Records supplied »
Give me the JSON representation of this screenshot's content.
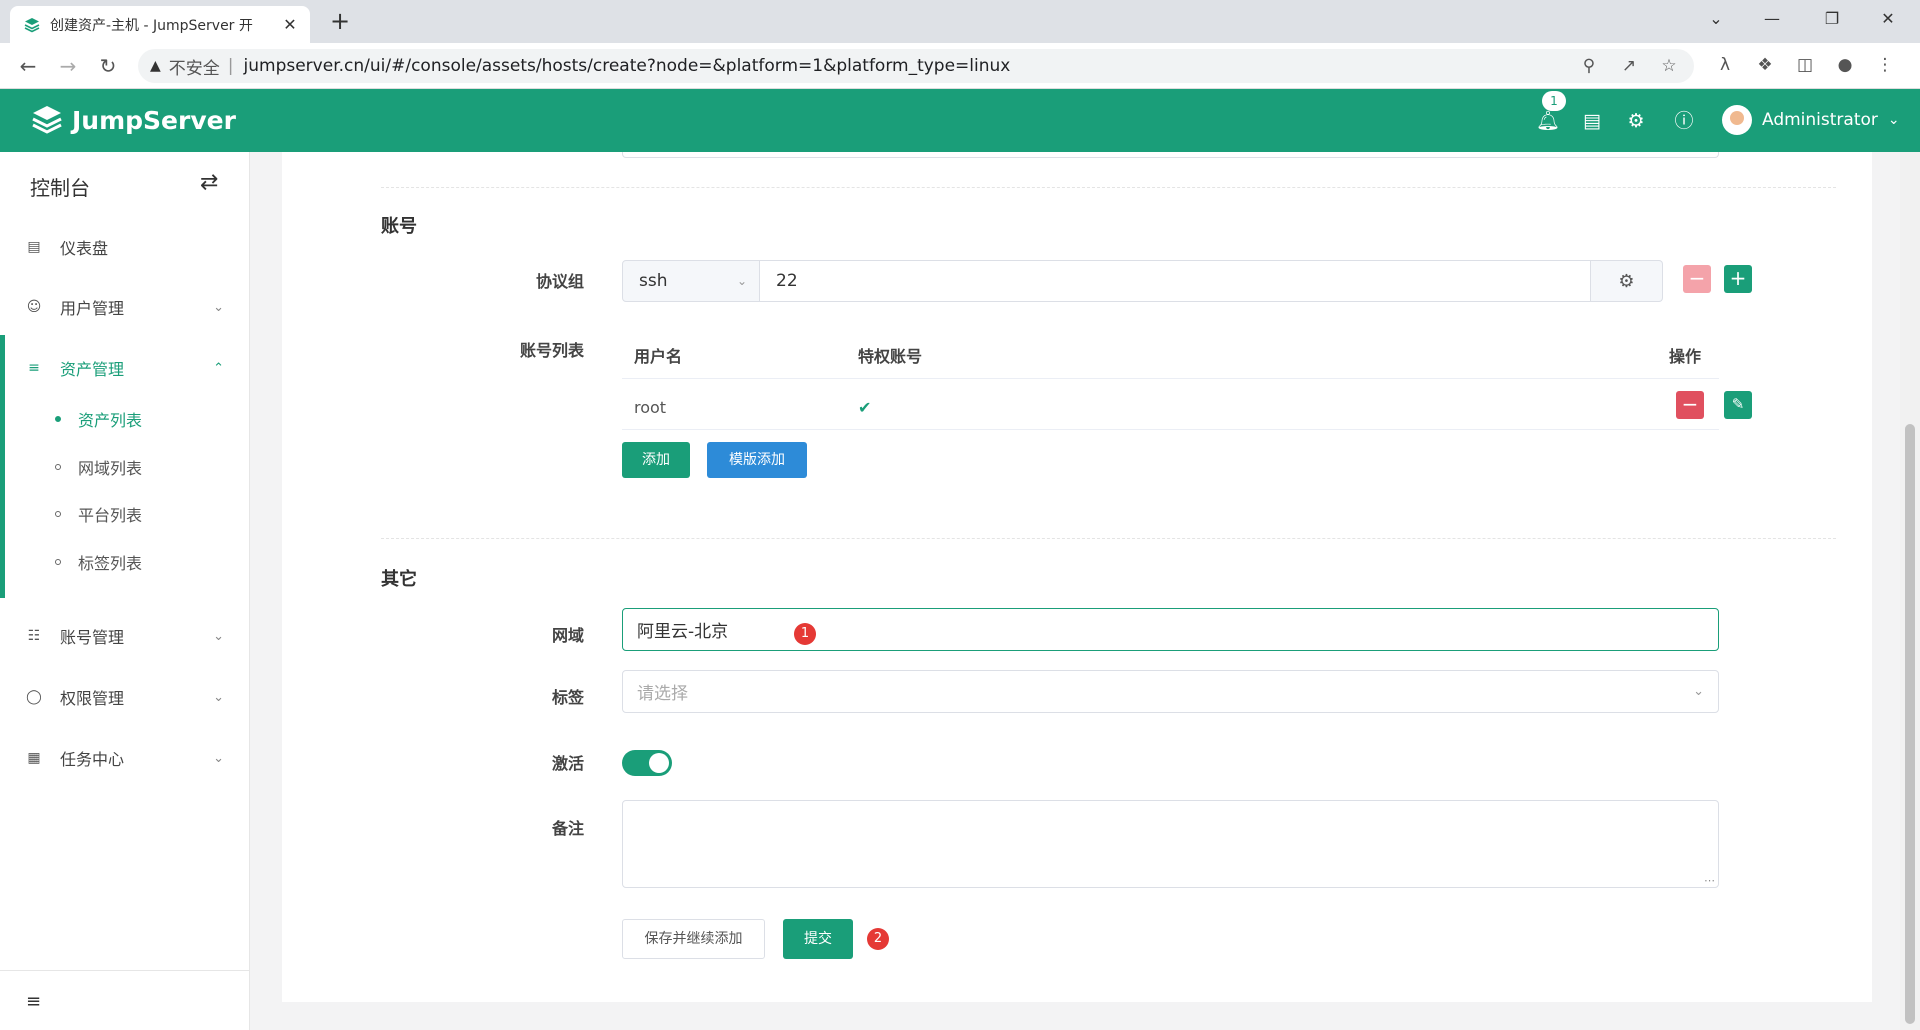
{
  "browser": {
    "tab_title": "创建资产-主机 - JumpServer 开",
    "tab_close": "✕",
    "new_tab": "+",
    "window_controls": [
      "⌄",
      "—",
      "❐",
      "✕"
    ],
    "insecure_label": "不安全",
    "separator": "|",
    "url": "jumpserver.cn/ui/#/console/assets/hosts/create?node=&platform=1&platform_type=linux",
    "icons": [
      "back-icon",
      "forward-icon",
      "reload-icon",
      "key-icon",
      "share-icon",
      "star-icon",
      "extension-icon",
      "puzzle-icon",
      "sidepanel-icon",
      "profile-icon",
      "more-icon"
    ]
  },
  "header": {
    "brand": "JumpServer",
    "notification_count": "1",
    "user_name": "Administrator",
    "accent_color": "#1a9e79"
  },
  "sidebar": {
    "title": "控制台",
    "items": [
      {
        "label": "仪表盘",
        "icon": "dashboard-icon"
      },
      {
        "label": "用户管理",
        "icon": "users-icon"
      },
      {
        "label": "资产管理",
        "icon": "layers-icon"
      },
      {
        "label": "账号管理",
        "icon": "account-icon"
      },
      {
        "label": "权限管理",
        "icon": "shield-icon"
      },
      {
        "label": "任务中心",
        "icon": "calendar-icon"
      }
    ],
    "subitems": [
      "资产列表",
      "网域列表",
      "平台列表",
      "标签列表"
    ]
  },
  "form": {
    "account_section": "账号",
    "protocol_label": "协议组",
    "protocol_name": "ssh",
    "protocol_port": "22",
    "account_list_label": "账号列表",
    "table": {
      "headers": [
        "用户名",
        "特权账号",
        "操作"
      ],
      "rows": [
        {
          "username": "root",
          "privileged": "✔"
        }
      ]
    },
    "add_button": "添加",
    "template_add_button": "模版添加",
    "other_section": "其它",
    "domain_label": "网域",
    "domain_value": "阿里云-北京",
    "labels_label": "标签",
    "labels_placeholder": "请选择",
    "active_label": "激活",
    "active": true,
    "comment_label": "备注",
    "save_continue_button": "保存并继续添加",
    "submit_button": "提交",
    "markers": [
      "1",
      "2"
    ]
  }
}
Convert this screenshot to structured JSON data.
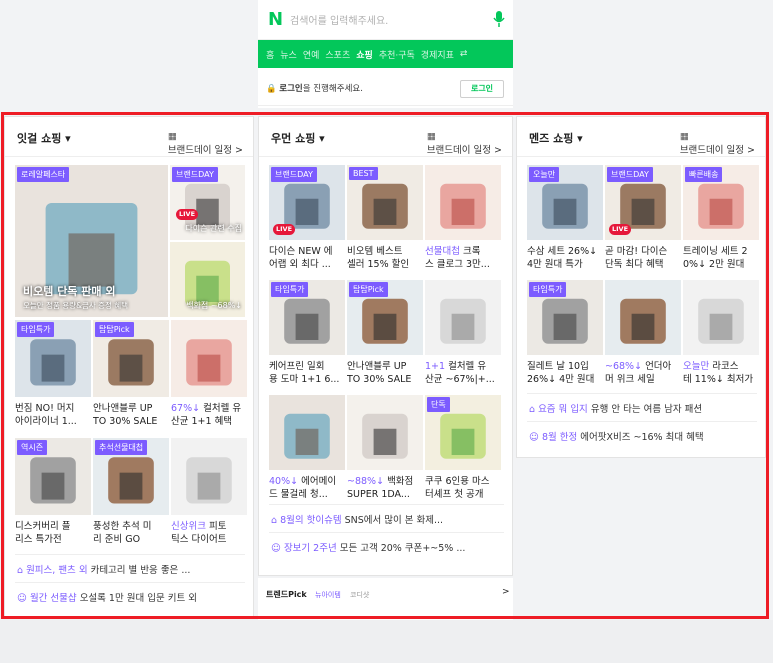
{
  "search": {
    "placeholder": "검색어를 입력해주세요.",
    "logo": "N"
  },
  "nav": {
    "items": [
      "홈",
      "뉴스",
      "연예",
      "스포츠",
      "쇼핑",
      "추천·구독",
      "경제지표"
    ],
    "active": 4,
    "more": "⇄"
  },
  "login": {
    "text_bold": "로그인",
    "text_rest": "을 진행해주세요.",
    "button": "로그인"
  },
  "colors": {
    "naver_green": "#03c75a",
    "badge_purple": "#7c5cff",
    "highlight_red": "#ee1c25",
    "live_red": "#e6183a"
  },
  "panels": [
    {
      "title": "잇걸 쇼핑 ▾",
      "link": "브랜드데이 일정 >",
      "hero": {
        "badge": "로레알페스타",
        "title": "비오템 단독 판매 외",
        "sub": "오늘만 정품 용량&금사 증정 혜택"
      },
      "side": [
        {
          "badge": "브랜드DAY",
          "text": "다이슨 관련 수집",
          "live": "LIVE"
        },
        {
          "text": "백화점 ~68%↓"
        }
      ],
      "grid": [
        {
          "badge": "타임특가",
          "caption": [
            "번짐 NO! 머지",
            "아이라이너 1..."
          ]
        },
        {
          "badge": "탑탑Pick",
          "caption": [
            "안나앤블루 UP",
            "TO 30% SALE"
          ]
        },
        {
          "caption": [
            "67%↓ 컬처렐 유",
            "산균 1+1 혜택"
          ],
          "hl": "67%↓"
        },
        {
          "badge": "역시즌",
          "caption": [
            "디스커버리 플",
            "리스 특가전"
          ]
        },
        {
          "badge": "추석선물대첩",
          "caption": [
            "풍성한 추석 미",
            "리 준비 GO"
          ]
        },
        {
          "caption": [
            "신상위크 피토",
            "틱스 다이어트"
          ],
          "hl": "신상위크"
        }
      ],
      "links": [
        {
          "hl": "원피스, 팬츠 외",
          "rest": " 카테고리 별 반응 좋은 ..."
        },
        {
          "hl": "월간 선물샵",
          "rest": " 오설록 1만 원대 입문 키트 외"
        }
      ]
    },
    {
      "title": "우먼 쇼핑 ▾",
      "link": "브랜드데이 일정 >",
      "grid": [
        {
          "badge": "브랜드DAY",
          "caption": [
            "다이슨 NEW 에",
            "어랩 외 최다 ..."
          ],
          "live": "LIVE"
        },
        {
          "badge": "BEST",
          "caption": [
            "비오템 베스트",
            "셀러 15% 할인"
          ]
        },
        {
          "caption": [
            "선물대첩 크록",
            "스 클로그 3만..."
          ],
          "hl": "선물대첩"
        },
        {
          "badge": "타임특가",
          "caption": [
            "케어프린 일회",
            "용 도마 1+1 6..."
          ]
        },
        {
          "badge": "탑탑Pick",
          "caption": [
            "안나앤블루 UP",
            "TO 30% SALE"
          ]
        },
        {
          "caption": [
            "1+1 컬처렐 유",
            "산균 ~67%|+..."
          ],
          "hl": "1+1"
        },
        {
          "caption": [
            "40%↓ 에어메이",
            "드 물걸레 청..."
          ],
          "hl": "40%↓"
        },
        {
          "caption": [
            "~88%↓ 백화점",
            "SUPER 1DA..."
          ],
          "hl": "~88%↓"
        },
        {
          "badge": "단독",
          "caption": [
            "쿠쿠 6인용 마스",
            "터셰프 첫 공개"
          ]
        }
      ],
      "links": [
        {
          "hl": "8월의 핫이슈템",
          "rest": " SNS에서 많이 본 화제..."
        },
        {
          "hl": "장보기 2주년",
          "rest": " 모든 고객 20% 쿠폰+~5% ..."
        }
      ]
    },
    {
      "title": "멘즈 쇼핑 ▾",
      "link": "브랜드데이 일정 >",
      "grid": [
        {
          "badge": "오늘만",
          "caption": [
            "수삼 세트 26%↓",
            "4만 원대 특가"
          ]
        },
        {
          "badge": "브랜드DAY",
          "caption": [
            "곧 마감! 다이슨",
            "단독 최다 혜택"
          ],
          "live": "LIVE"
        },
        {
          "badge": "빠른배송",
          "caption": [
            "트레이닝 세트 2",
            "0%↓ 2만 원대"
          ]
        },
        {
          "badge": "타임특가",
          "caption": [
            "질레트 날 10입",
            "26%↓ 4만 원대"
          ]
        },
        {
          "caption": [
            "~68%↓ 언더아",
            "머 위크 세일"
          ],
          "hl": "~68%↓"
        },
        {
          "caption": [
            "오늘만 라코스",
            "테 11%↓ 최저가"
          ],
          "hl": "오늘만"
        }
      ],
      "links": [
        {
          "hl": "요즘 뭐 입지",
          "rest": " 유행 안 타는 여름 남자 패션"
        },
        {
          "hl": "8월 한정",
          "rest": " 에어팟X비즈 ~16% 최대 혜택"
        }
      ]
    }
  ],
  "trend": {
    "title": "트렌드Pick",
    "tab1": "뉴아이템",
    "tab2": "코디샷",
    "arrow": ">"
  }
}
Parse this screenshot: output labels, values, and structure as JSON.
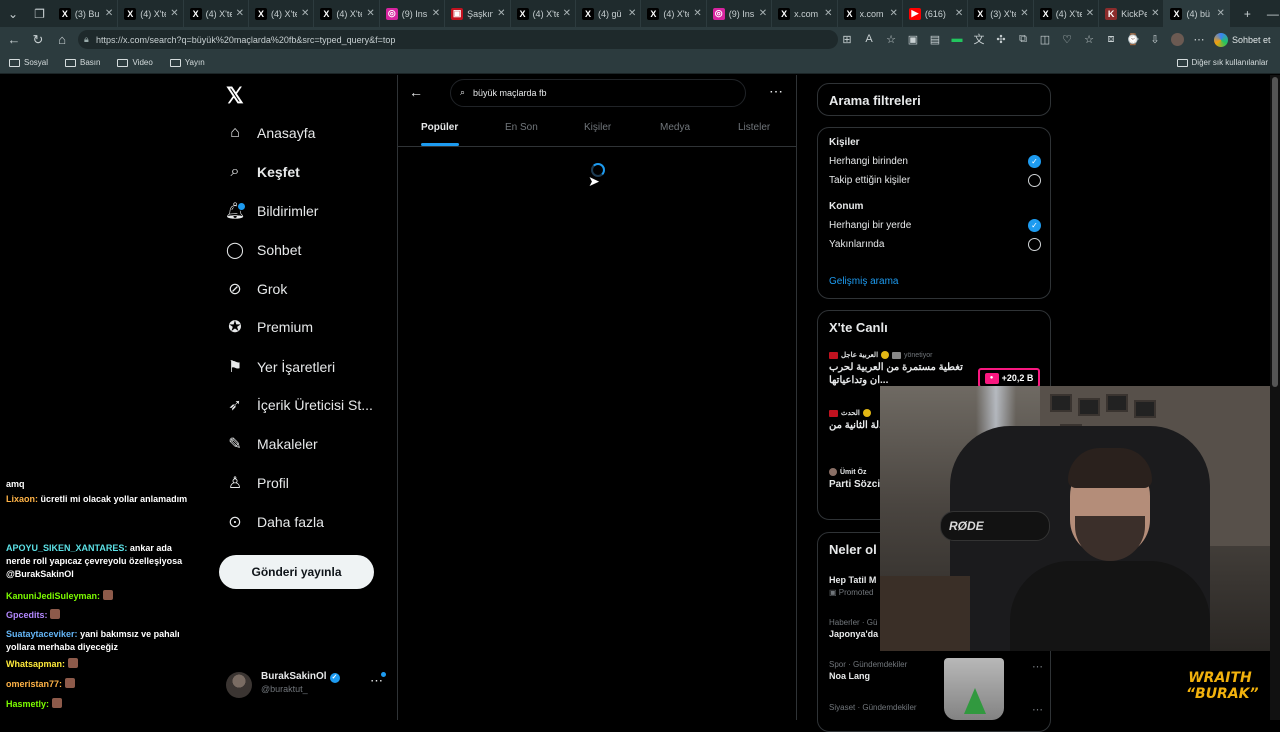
{
  "browser": {
    "tabs": [
      {
        "label": "(3) Bu",
        "icon": "x-icon",
        "color": "#000000"
      },
      {
        "label": "(4) X'te",
        "icon": "x-icon",
        "color": "#000000"
      },
      {
        "label": "(4) X'te",
        "icon": "x-icon",
        "color": "#000000"
      },
      {
        "label": "(4) X'te",
        "icon": "x-icon",
        "color": "#000000"
      },
      {
        "label": "(4) X'te",
        "icon": "x-icon",
        "color": "#000000"
      },
      {
        "label": "(9) Ins",
        "icon": "instagram-icon",
        "color": "#d6249f"
      },
      {
        "label": "Şaşkın",
        "icon": "tv-icon",
        "color": "#c1121f"
      },
      {
        "label": "(4) X'te",
        "icon": "x-icon",
        "color": "#000000"
      },
      {
        "label": "(4) gü",
        "icon": "x-icon",
        "color": "#000000"
      },
      {
        "label": "(4) X'te",
        "icon": "x-icon",
        "color": "#000000"
      },
      {
        "label": "(9) Ins",
        "icon": "instagram-icon",
        "color": "#d6249f"
      },
      {
        "label": "x.com",
        "icon": "x-icon",
        "color": "#000000"
      },
      {
        "label": "x.com",
        "icon": "x-icon",
        "color": "#000000"
      },
      {
        "label": "(616)",
        "icon": "youtube-icon",
        "color": "#ff0000"
      },
      {
        "label": "(3) X'te",
        "icon": "x-icon",
        "color": "#000000"
      },
      {
        "label": "(4) X'te",
        "icon": "x-icon",
        "color": "#000000"
      },
      {
        "label": "KickPe",
        "icon": "kick-icon",
        "color": "#8b2c2c"
      },
      {
        "label": "(4) bü",
        "icon": "x-icon",
        "color": "#000000"
      }
    ],
    "url": "https://x.com/search?q=büyük%20maçlarda%20fb&src=typed_query&f=top",
    "chat_button": "Sohbet et",
    "bookmarks": [
      "Sosyal",
      "Basın",
      "Video",
      "Yayın"
    ],
    "other_bookmarks": "Diğer sık kullanılanlar"
  },
  "nav": {
    "items": [
      {
        "label": "Anasayfa",
        "icon": "home-icon"
      },
      {
        "label": "Keşfet",
        "icon": "search-icon"
      },
      {
        "label": "Bildirimler",
        "icon": "bell-icon"
      },
      {
        "label": "Sohbet",
        "icon": "chat-icon"
      },
      {
        "label": "Grok",
        "icon": "grok-icon"
      },
      {
        "label": "Premium",
        "icon": "premium-icon"
      },
      {
        "label": "Yer İşaretleri",
        "icon": "bookmark-icon"
      },
      {
        "label": "İçerik Üreticisi St...",
        "icon": "rocket-icon"
      },
      {
        "label": "Makaleler",
        "icon": "article-icon"
      },
      {
        "label": "Profil",
        "icon": "profile-icon"
      },
      {
        "label": "Daha fazla",
        "icon": "more-circle-icon"
      }
    ],
    "post_button": "Gönderi yayınla",
    "account": {
      "name": "BurakSakinOl",
      "handle": "@buraktut_"
    }
  },
  "search": {
    "query": "büyük maçlarda fb",
    "tabs": [
      "Popüler",
      "En Son",
      "Kişiler",
      "Medya",
      "Listeler"
    ],
    "active_tab": "Popüler"
  },
  "filters": {
    "title": "Arama filtreleri",
    "people_title": "Kişiler",
    "people_options": [
      "Herhangi birinden",
      "Takip ettiğin kişiler"
    ],
    "location_title": "Konum",
    "location_options": [
      "Herhangi bir yerde",
      "Yakınlarında"
    ],
    "advanced": "Gelişmiş arama"
  },
  "live": {
    "title": "X'te Canlı",
    "items": [
      {
        "source": "العربية عاجل",
        "status": "yönetiyor",
        "text": "تغطية مستمرة من العربية لحرب ...ان وتداعياتها"
      },
      {
        "source": "الحدث",
        "status": "",
        "text": "طهران ترفض ...لة الثانية من"
      },
      {
        "source": "Ümit Öz",
        "status": "",
        "text": "Parti Sözci... Karamahm..."
      }
    ],
    "badge": "+20,2 B"
  },
  "whatsup": {
    "title": "Neler ol",
    "trends": [
      {
        "category": "",
        "title": "Hep Tatil M",
        "promoted": "Promoted"
      },
      {
        "category": "Haberler · Gü",
        "title": "Japonya'da",
        "promoted": ""
      },
      {
        "category": "Spor · Gündemdekiler",
        "title": "Noa Lang",
        "promoted": ""
      },
      {
        "category": "Siyaset · Gündemdekiler",
        "title": "",
        "promoted": ""
      }
    ]
  },
  "chat": {
    "messages": [
      {
        "user": "",
        "user_color": "#ffffff",
        "text": "amq"
      },
      {
        "user": "Lixaon:",
        "user_color": "#ffb347",
        "text": "ücretli mi olacak yollar anlamadım"
      },
      {
        "user": "APOYU_SIKEN_XANTARES:",
        "user_color": "#5ce1e6",
        "text": "ankar ada nerde roll yapıcaz çevreyolu özelleşiyosa @BurakSakinOl"
      },
      {
        "user": "KanuniJediSuleyman:",
        "user_color": "#7cfc00",
        "text": ""
      },
      {
        "user": "Gpcedits:",
        "user_color": "#b388ff",
        "text": ""
      },
      {
        "user": "Suataytaceviker:",
        "user_color": "#64b5f6",
        "text": "yani bakımsız ve pahalı yollara merhaba diyeceğiz"
      },
      {
        "user": "Whatsapman:",
        "user_color": "#ffeb3b",
        "text": ""
      },
      {
        "user": "omeristan77:",
        "user_color": "#ffb347",
        "text": ""
      },
      {
        "user": "Hasmetly:",
        "user_color": "#7cfc00",
        "text": ""
      }
    ]
  },
  "overlay": {
    "mic_brand": "RØDE",
    "watermark_line1": "WRAITH",
    "watermark_line2": "“BURAK”"
  },
  "colors": {
    "accent": "#1d9bf0",
    "live_badge": "#f91880"
  }
}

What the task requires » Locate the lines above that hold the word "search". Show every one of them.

Exercise solution »
  "search": {
    "url": "https://x.com/search?q=büyük%20maçlarda%20fb&src=typed_query&f=top",
        "icon": "search-icon"
  "search": {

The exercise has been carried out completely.